Many people believe sheep on steep hill country farms don't affect the water quality of streams – but that's not quite the case, says animal behaviour scientist Dr Lindsay Matthews.
It's great that gullies and steep hillsides have been planted with trees to help stabilise the ground, slow nutrient runoff and protect the streams, but these lovely environments have become a magnet for stock seeking shade or security, and, of course, a place to poo (and thereby spread E-coli and pathogens).
Over the hot summer, sheep have even been seen standing in water to cool down – not something people knew sheep did, Dr Matthews says.
Yet it's not practical to fence off all waterways so he and other researchers are hoping to find ways to attract sheep to settle down on other parts of the farm "to spread their impact on the landscape."
Planting trees will be one solution, but Dr Matthews says they're also hoping to investigate other novel ideas.
Scientists also need to figure out how far away from streams and gullies sheep need to be and for how long.
"We're not looking at 100% getting them out of the streams ... but we don't know what proportion of time they have to be in safe areas [where poo won't reach the stream] compared with the risky areas."
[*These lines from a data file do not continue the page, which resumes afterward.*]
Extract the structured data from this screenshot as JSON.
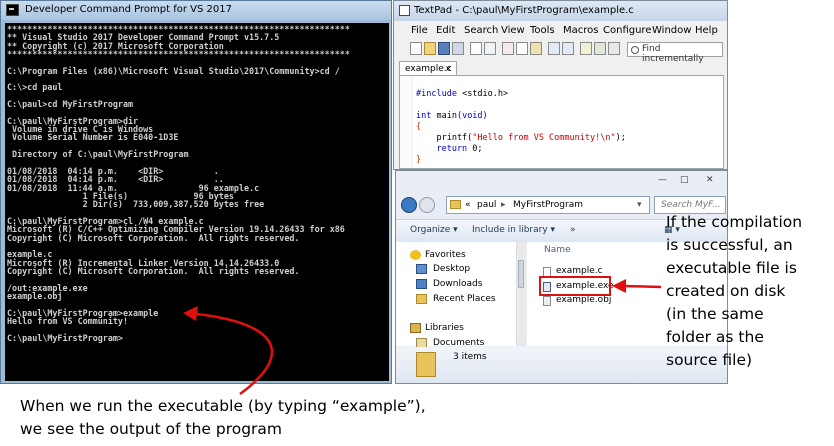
{
  "cmd": {
    "title": "Developer Command Prompt for VS 2017",
    "lines": [
      "********************************************************************",
      "** Visual Studio 2017 Developer Command Prompt v15.7.5",
      "** Copyright (c) 2017 Microsoft Corporation",
      "********************************************************************",
      "",
      "C:\\Program Files (x86)\\Microsoft Visual Studio\\2017\\Community>cd /",
      "",
      "C:\\>cd paul",
      "",
      "C:\\paul>cd MyFirstProgram",
      "",
      "C:\\paul\\MyFirstProgram>dir",
      " Volume in drive C is Windows",
      " Volume Serial Number is E040-1D3E",
      "",
      " Directory of C:\\paul\\MyFirstProgram",
      "",
      "01/08/2018  04:14 p.m.    <DIR>          .",
      "01/08/2018  04:14 p.m.    <DIR>          ..",
      "01/08/2018  11:44 a.m.                96 example.c",
      "               1 File(s)             96 bytes",
      "               2 Dir(s)  733,009,387,520 bytes free",
      "",
      "C:\\paul\\MyFirstProgram>cl /W4 example.c",
      "Microsoft (R) C/C++ Optimizing Compiler Version 19.14.26433 for x86",
      "Copyright (C) Microsoft Corporation.  All rights reserved.",
      "",
      "example.c",
      "Microsoft (R) Incremental Linker Version 14.14.26433.0",
      "Copyright (C) Microsoft Corporation.  All rights reserved.",
      "",
      "/out:example.exe",
      "example.obj",
      "",
      "C:\\paul\\MyFirstProgram>example",
      "Hello from VS Community!",
      "",
      "C:\\paul\\MyFirstProgram>"
    ]
  },
  "textpad": {
    "title": "TextPad - C:\\paul\\MyFirstProgram\\example.c",
    "menu": [
      "File",
      "Edit",
      "Search",
      "View",
      "Tools",
      "Macros",
      "Configure",
      "Window",
      "Help"
    ],
    "find_placeholder": "Find incrementally",
    "tab_label": "example.c",
    "tab_close": "×",
    "code": {
      "l1_kw": "#include",
      "l1_rest": " <stdio.h>",
      "l2_kw": "int",
      "l2_name": " main",
      "l2_paren": "(void)",
      "l3": "{",
      "l4_fn": "    printf(",
      "l4_str": "\"Hello from VS Community!\\n\"",
      "l4_end": ");",
      "l5_kw": "    return",
      "l5_rest": " 0;",
      "l6": "}"
    }
  },
  "explorer": {
    "window_buttons": [
      "—",
      "□",
      "✕"
    ],
    "breadcrumb": [
      "«",
      "paul",
      "▸",
      "MyFirstProgram",
      "▾"
    ],
    "search_placeholder": "Search MyF...",
    "commands": [
      "Organize ▾",
      "Include in library ▾",
      "»",
      "▦ ▾"
    ],
    "nav": {
      "favorites": "Favorites",
      "desktop": "Desktop",
      "downloads": "Downloads",
      "recent": "Recent Places",
      "libraries": "Libraries",
      "documents": "Documents"
    },
    "column_name": "Name",
    "files": [
      "example.c",
      "example.exe",
      "example.obj"
    ],
    "status": "3 items"
  },
  "annotations": {
    "right": [
      "If the compilation",
      "is successful, an",
      "executable file is",
      "created on disk",
      "(in the same",
      "folder as the",
      "source file)"
    ],
    "bottom": [
      "When we run the executable (by typing “example”),",
      "we see the output of the program"
    ]
  },
  "colors": {
    "arrow": "#e01010",
    "console_bg": "#000000",
    "console_fg": "#cfcfcf"
  }
}
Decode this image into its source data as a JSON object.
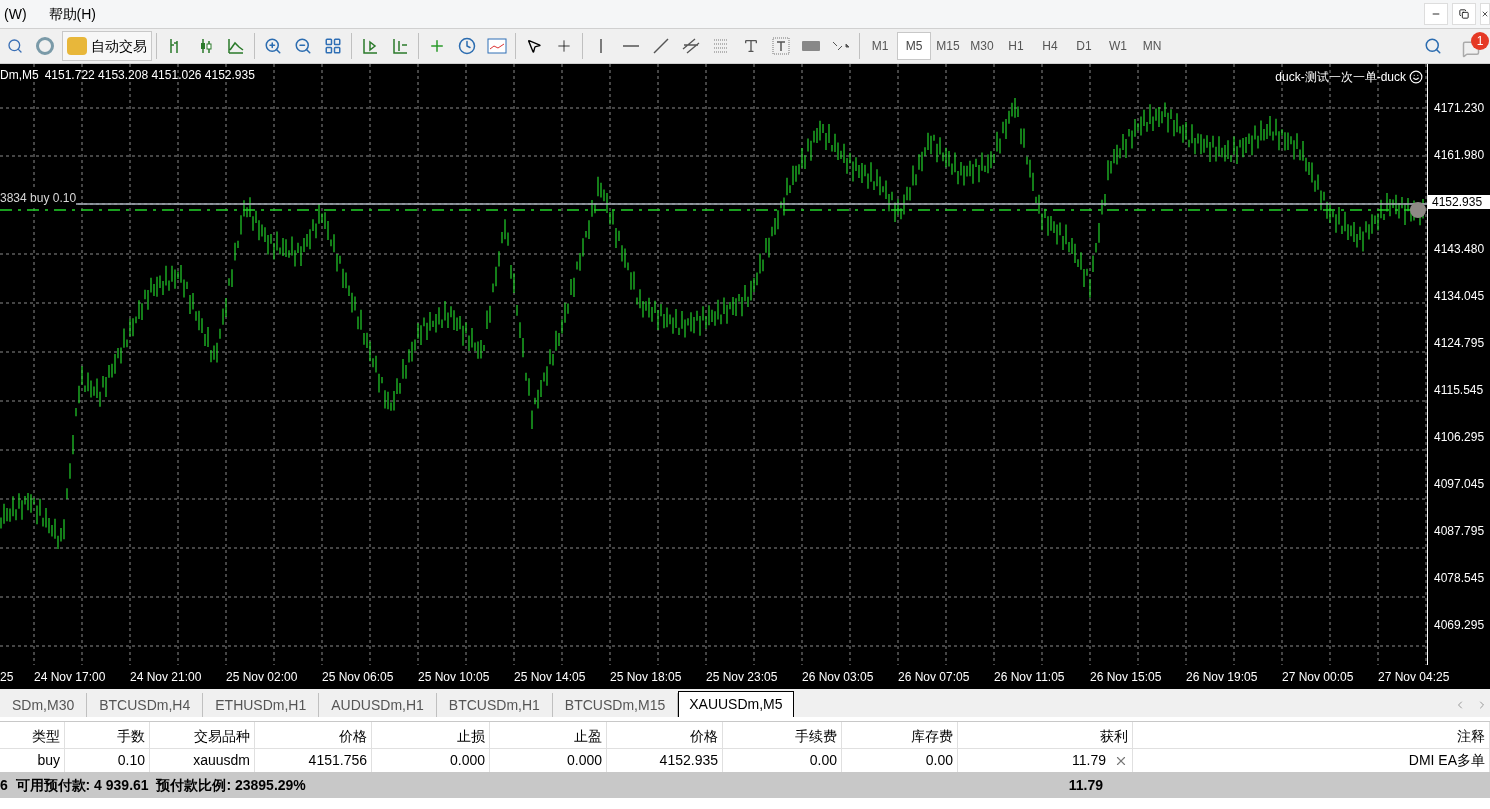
{
  "menu": [
    {
      "label": "(W)"
    },
    {
      "label": "帮助(H)"
    }
  ],
  "toolbar": {
    "auto_trading": "自动交易",
    "timeframes": [
      {
        "label": "M1",
        "selected": false
      },
      {
        "label": "M5",
        "selected": true
      },
      {
        "label": "M15",
        "selected": false
      },
      {
        "label": "M30",
        "selected": false
      },
      {
        "label": "H1",
        "selected": false
      },
      {
        "label": "H4",
        "selected": false
      },
      {
        "label": "D1",
        "selected": false
      },
      {
        "label": "W1",
        "selected": false
      },
      {
        "label": "MN",
        "selected": false
      }
    ],
    "notification_count": "1"
  },
  "chart": {
    "header_symbol": "Dm,M5",
    "header_prices": "4151.722 4153.208 4151.026 4152.935",
    "expert": "duck-测试一次一单-duck",
    "order_label": "3834 buy 0.10",
    "price_labels": [
      {
        "text": "4171.230",
        "kind": "tick"
      },
      {
        "text": "4161.980",
        "kind": "tick"
      },
      {
        "text": "4152.935",
        "kind": "current"
      },
      {
        "text": "4143.480",
        "kind": "tick"
      },
      {
        "text": "4134.045",
        "kind": "tick"
      },
      {
        "text": "4124.795",
        "kind": "tick"
      },
      {
        "text": "4115.545",
        "kind": "tick"
      },
      {
        "text": "4106.295",
        "kind": "tick"
      },
      {
        "text": "4097.045",
        "kind": "tick"
      },
      {
        "text": "4087.795",
        "kind": "tick"
      },
      {
        "text": "4078.545",
        "kind": "tick"
      },
      {
        "text": "4069.295",
        "kind": "tick"
      }
    ],
    "time_labels": [
      "25",
      "24 Nov 17:00",
      "24 Nov 21:00",
      "25 Nov 02:00",
      "25 Nov 06:05",
      "25 Nov 10:05",
      "25 Nov 14:05",
      "25 Nov 18:05",
      "25 Nov 23:05",
      "26 Nov 03:05",
      "26 Nov 07:05",
      "26 Nov 11:05",
      "26 Nov 15:05",
      "26 Nov 19:05",
      "27 Nov 00:05",
      "27 Nov 04:25"
    ]
  },
  "chart_tabs": [
    {
      "label": "SDm,M30",
      "selected": false
    },
    {
      "label": "BTCUSDm,H4",
      "selected": false
    },
    {
      "label": "ETHUSDm,H1",
      "selected": false
    },
    {
      "label": "AUDUSDm,H1",
      "selected": false
    },
    {
      "label": "BTCUSDm,H1",
      "selected": false
    },
    {
      "label": "BTCUSDm,M15",
      "selected": false
    },
    {
      "label": "XAUUSDm,M5",
      "selected": true
    }
  ],
  "trade_table": {
    "columns": [
      {
        "label": "类型",
        "kind": "text"
      },
      {
        "label": "手数",
        "kind": "text"
      },
      {
        "label": "交易品种",
        "kind": "text"
      },
      {
        "label": "价格",
        "kind": "text"
      },
      {
        "label": "止损",
        "kind": "text"
      },
      {
        "label": "止盈",
        "kind": "text"
      },
      {
        "label": "价格",
        "kind": "text"
      },
      {
        "label": "手续费",
        "kind": "text"
      },
      {
        "label": "库存费",
        "kind": "text"
      },
      {
        "label": "获利",
        "kind": "profit"
      },
      {
        "label": "注释",
        "kind": "text"
      }
    ],
    "rows": [
      [
        "buy",
        "0.10",
        "xauusdm",
        "4151.756",
        "0.000",
        "0.000",
        "4152.935",
        "0.00",
        "0.00",
        "11.79",
        "DMI EA多单"
      ]
    ],
    "summary": {
      "account": "6  可用预付款: 4 939.61  预付款比例: 23895.29%",
      "profit": "11.79"
    }
  }
}
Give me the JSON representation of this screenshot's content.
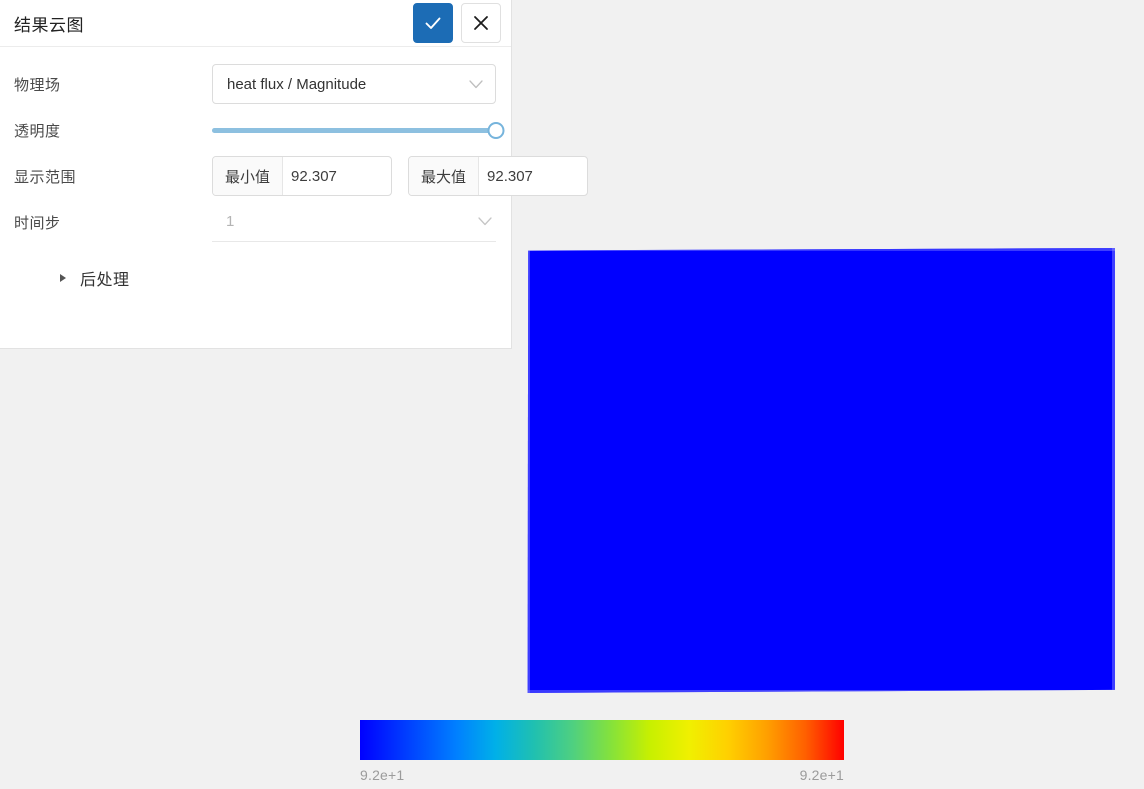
{
  "panel": {
    "title": "结果云图",
    "confirm_icon": "check-icon",
    "cancel_icon": "close-icon",
    "fields": {
      "physics_field": {
        "label": "物理场",
        "value": "heat flux / Magnitude",
        "icon": "chevron-down-icon"
      },
      "opacity": {
        "label": "透明度",
        "value": 100,
        "min": 0,
        "max": 100
      },
      "display_range": {
        "label": "显示范围",
        "min_addon": "最小值",
        "min_value": "92.307",
        "max_addon": "最大值",
        "max_value": "92.307"
      },
      "time_step": {
        "label": "时间步",
        "value": "1",
        "icon": "chevron-down-icon"
      }
    },
    "section": {
      "label": "后处理",
      "arrow_icon": "triangle-right-icon",
      "expanded": false
    }
  },
  "legend": {
    "min_label": "9.2e+1",
    "max_label": "9.2e+1",
    "colormap": "rainbow"
  },
  "viewport": {
    "geometry_name": "result-contour-quad",
    "fill_color": "#0000ff"
  },
  "colors": {
    "accent": "#1c6cb5",
    "background": "#f1f1f1",
    "panel": "#ffffff",
    "slider": "#8dc0e0"
  }
}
If the research gets approved they should have some solutions within three years, he says.